There is a symbiotic relationship between generalist and specialist that is not always recognized, and not always appreciated. We live in a world that values specialist expertise (hence the value judgements around the definition of generalist). The presumption is that all problems can be solved with enough expertise; they just require the right expert with the appropriate differentiation of knowledge that allows them to see and know and fix. The reality is that solving complex and difficult problems requires not differentiation but integration. It needs listening across multiple experts, seeking, probing, exploring and politely constructively challenging, to weave together a picture of what is going on and find within that view a path forward that can be followed.

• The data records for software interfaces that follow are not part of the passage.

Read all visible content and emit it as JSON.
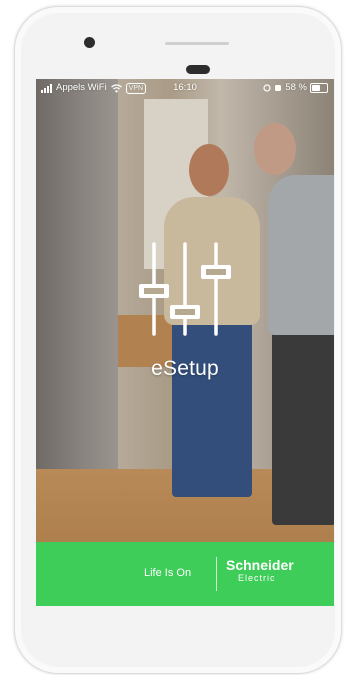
{
  "status_bar": {
    "carrier": "Appels WiFi",
    "vpn_label": "VPN",
    "time": "16:10",
    "battery": "58 %"
  },
  "splash": {
    "app_name": "eSetup",
    "logo_icon": "sliders-icon"
  },
  "footer": {
    "tagline": "Life Is On",
    "brand_name": "Schneider",
    "brand_sub": "Electric",
    "background_color": "#3dcd58"
  },
  "device": {
    "frame_color": "#f3f3f3",
    "camera_icon": "camera-icon",
    "speaker_icon": "speaker-icon"
  }
}
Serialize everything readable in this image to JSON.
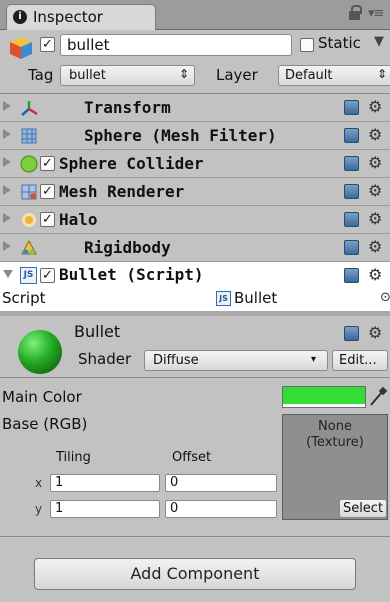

Building effective generalists is neither easy nor is it straightforward. There is no defined curriculum that, if followed, will graduate a confident, fluid, flexible generalist able to be deployed in different settings to provide the integrating glue that specialist experts don’t know they are missing. That notion sounds strange even to me as I write that sentence. Nonetheless, that is what we need more of. It is a skillset that is missing from too many conversations, leading to solutions that are very often ineffective, inappropriate or insufficient. We need to recognize the integration role that generalists offer. We need to embrace the role, advocate for it to be performed, identify those who can perform it well, and make space for them at the table.
Generalists aren’t the solution in and of themselves. They are not a replacement for expertise; they are a supplement to it. They are the source of curiousity, connection, experimentation and exploration that holds the space for the experts and gives each of them room to be themselves. Generalist expertise provides the framework to examine the component parts and figure out how to bring them together in a way that makes sense in that moment at that time for that problem.